Thank for serving our country ma’am, now sleep on the street

Dec. 17, 2009

It is no secret that so many of the homeless in this country are veterans. And little shocks me these days. But I found myself surprised to learn the number of homeless female veterans to be on the rise.

According to the National Alliance to End Homelessness, women are a growing segment of the veteran population. In addition, there is a higher proportion of female veterans with severe housing cost burden. Of the homeless population in the United States, one-fifth are veterans.

“A growing body of research indicates that female veterans have a higher risk of homelessness than their male counterparts.” Vital Mission: Ending Homelessness Among Veterans

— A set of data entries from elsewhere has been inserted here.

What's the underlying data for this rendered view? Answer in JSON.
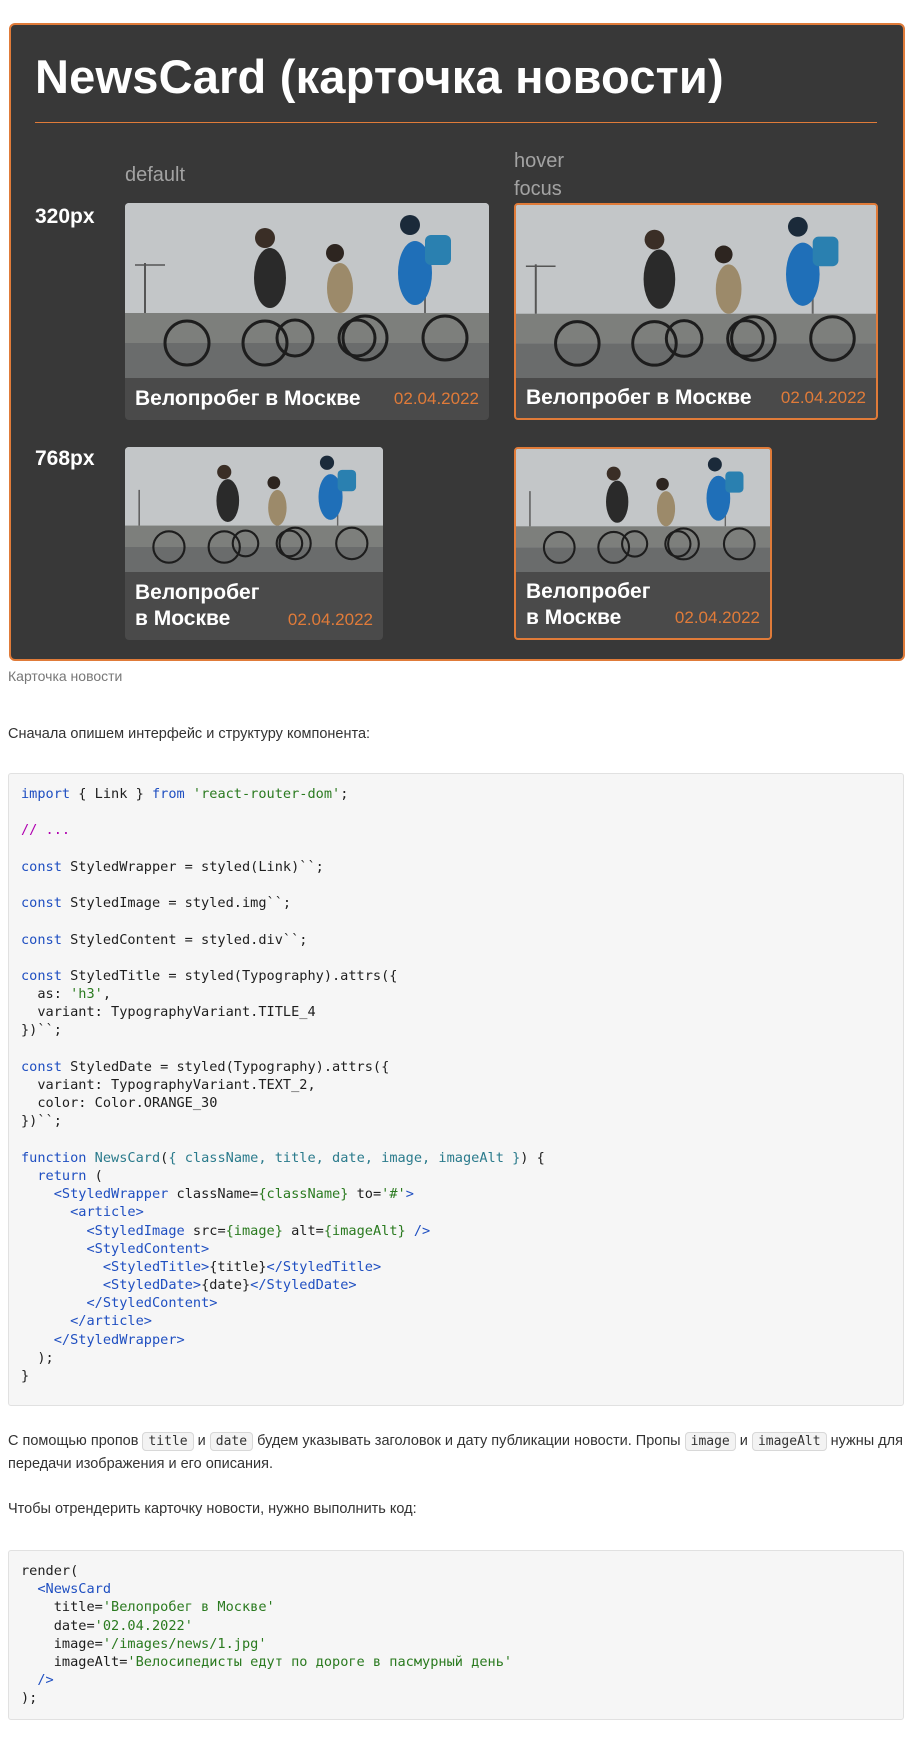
{
  "showcase": {
    "title": "NewsCard (карточка новости)",
    "states": {
      "default": "default",
      "hover": "hover",
      "focus": "focus"
    },
    "breakpoints": [
      "320px",
      "768px"
    ],
    "accent_color": "#e07b39",
    "card": {
      "title": "Велопробег в Москве",
      "title_line1": "Велопробег",
      "title_line2": "в Москве",
      "date": "02.04.2022"
    }
  },
  "caption": "Карточка новости",
  "intro_text": "Сначала опишем интерфейс и структуру компонента:",
  "code_block_1": [
    [
      [
        "kw",
        "import"
      ],
      [
        "plain",
        " { Link } "
      ],
      [
        "kw",
        "from"
      ],
      [
        "plain",
        " "
      ],
      [
        "str",
        "'react-router-dom'"
      ],
      [
        "plain",
        ";"
      ]
    ],
    [],
    [
      [
        "com",
        "// ..."
      ]
    ],
    [],
    [
      [
        "kw",
        "const"
      ],
      [
        "plain",
        " StyledWrapper = styled(Link)``;"
      ]
    ],
    [],
    [
      [
        "kw",
        "const"
      ],
      [
        "plain",
        " StyledImage = styled.img``;"
      ]
    ],
    [],
    [
      [
        "kw",
        "const"
      ],
      [
        "plain",
        " StyledContent = styled.div``;"
      ]
    ],
    [],
    [
      [
        "kw",
        "const"
      ],
      [
        "plain",
        " StyledTitle = styled(Typography).attrs({"
      ]
    ],
    [
      [
        "plain",
        "  as: "
      ],
      [
        "str",
        "'h3'"
      ],
      [
        "plain",
        ","
      ]
    ],
    [
      [
        "plain",
        "  variant: TypographyVariant.TITLE_4"
      ]
    ],
    [
      [
        "plain",
        "})``;"
      ]
    ],
    [],
    [
      [
        "kw",
        "const"
      ],
      [
        "plain",
        " StyledDate = styled(Typography).attrs({"
      ]
    ],
    [
      [
        "plain",
        "  variant: TypographyVariant.TEXT_2,"
      ]
    ],
    [
      [
        "plain",
        "  color: Color.ORANGE_30"
      ]
    ],
    [
      [
        "plain",
        "})``;"
      ]
    ],
    [],
    [
      [
        "kw",
        "function"
      ],
      [
        "plain",
        " "
      ],
      [
        "fn",
        "NewsCard"
      ],
      [
        "plain",
        "("
      ],
      [
        "prm",
        "{ className, title, date, image, imageAlt }"
      ],
      [
        "plain",
        ") {"
      ]
    ],
    [
      [
        "plain",
        "  "
      ],
      [
        "kw",
        "return"
      ],
      [
        "plain",
        " ("
      ]
    ],
    [
      [
        "plain",
        "    "
      ],
      [
        "tag",
        "<StyledWrapper"
      ],
      [
        "plain",
        " className="
      ],
      [
        "str",
        "{className}"
      ],
      [
        "plain",
        " to="
      ],
      [
        "str",
        "'#'"
      ],
      [
        "tag",
        ">"
      ]
    ],
    [
      [
        "plain",
        "      "
      ],
      [
        "tag",
        "<article>"
      ]
    ],
    [
      [
        "plain",
        "        "
      ],
      [
        "tag",
        "<StyledImage"
      ],
      [
        "plain",
        " src="
      ],
      [
        "str",
        "{image}"
      ],
      [
        "plain",
        " alt="
      ],
      [
        "str",
        "{imageAlt}"
      ],
      [
        "plain",
        " "
      ],
      [
        "tag",
        "/>"
      ]
    ],
    [
      [
        "plain",
        "        "
      ],
      [
        "tag",
        "<StyledContent>"
      ]
    ],
    [
      [
        "plain",
        "          "
      ],
      [
        "tag",
        "<StyledTitle>"
      ],
      [
        "plain",
        "{title}"
      ],
      [
        "tag",
        "</StyledTitle>"
      ]
    ],
    [
      [
        "plain",
        "          "
      ],
      [
        "tag",
        "<StyledDate>"
      ],
      [
        "plain",
        "{date}"
      ],
      [
        "tag",
        "</StyledDate>"
      ]
    ],
    [
      [
        "plain",
        "        "
      ],
      [
        "tag",
        "</StyledContent>"
      ]
    ],
    [
      [
        "plain",
        "      "
      ],
      [
        "tag",
        "</article>"
      ]
    ],
    [
      [
        "plain",
        "    "
      ],
      [
        "tag",
        "</StyledWrapper>"
      ]
    ],
    [
      [
        "plain",
        "  );"
      ]
    ],
    [
      [
        "plain",
        "}"
      ]
    ]
  ],
  "props_text": {
    "p1": "С помощью пропов",
    "code_title": "title",
    "and1": "и",
    "code_date": "date",
    "p2": "будем указывать заголовок и дату публикации новости. Пропы",
    "code_image": "image",
    "and2": "и",
    "code_imageAlt": "imageAlt",
    "p3": "нужны для передачи изображения и его описания."
  },
  "render_intro": "Чтобы отрендерить карточку новости, нужно выполнить код:",
  "code_block_2": [
    [
      [
        "plain",
        "render("
      ]
    ],
    [
      [
        "plain",
        "  "
      ],
      [
        "tag",
        "<NewsCard"
      ]
    ],
    [
      [
        "plain",
        "    title="
      ],
      [
        "str",
        "'Велопробег в Москве'"
      ]
    ],
    [
      [
        "plain",
        "    date="
      ],
      [
        "str",
        "'02.04.2022'"
      ]
    ],
    [
      [
        "plain",
        "    image="
      ],
      [
        "str",
        "'/images/news/1.jpg'"
      ]
    ],
    [
      [
        "plain",
        "    imageAlt="
      ],
      [
        "str",
        "'Велосипедисты едут по дороге в пасмурный день'"
      ]
    ],
    [
      [
        "plain",
        "  "
      ],
      [
        "tag",
        "/>"
      ]
    ],
    [
      [
        "plain",
        ");"
      ]
    ]
  ]
}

The report suggests female veterans  are often at greater risk of homelessness as a result of higher incidence of sexual assault and victimization, which is linked to higher rates of PTSD.

They’re younger than homeless male veterans, have lower incomes, and are more likely to bring children. Their numbers have doubled in the past decade, and there are an estimated 6,500 homeless female veterans on any given night — about 5 percent of the total homeless veterans population.

Like male veterans, many homeless female veterans face substance abuse and mental health problems. Many also struggle with sexual trauma that occurred in their childhood, in the military, or elsewhere.

Data from the Department of Veterans Affairs finds that approximately 131,000 veterans were homeless at a point in time in 2008. This is a rate of 58 homeless veterans for every 10,000 veterans, more than double the rate of homelessness among the general population.

And vets returning from Afghanistan and Iraq are not immune from the current economic state and high unemployment rates. The jobless rate for post-9/11 veterans is higher than the overall U.S. rate and has nearly doubled in the past year to 11.3 percent, according to the Bureau of Labor Statistics. About 1.5 million veterans — 6.3 percent — had incomes below the federal poverty line, according to a 2005 congressional analysis of census figures.

Last month Secretary of Veterans Affairs Eric K. Shinseki pledged to advocates to end homelessness among veterans within the next five years, and specifically mentioned the need to help women veterans. The plan includes preventive measures like discharge planning for incarcerated Veterans re-entering society, supportive services for low-income Veterans and their families and a national referral center to link Veterans to local service providers.

While much is being done to reduce homelessness among veterans, the U.S. military and the VA need to step up and take care of those who serve this nation. That so many in this country are homeless is bad enough. That veterans who put their lives in danger are homeless is beyond unacceptable.

– By Jennifer E. Cooper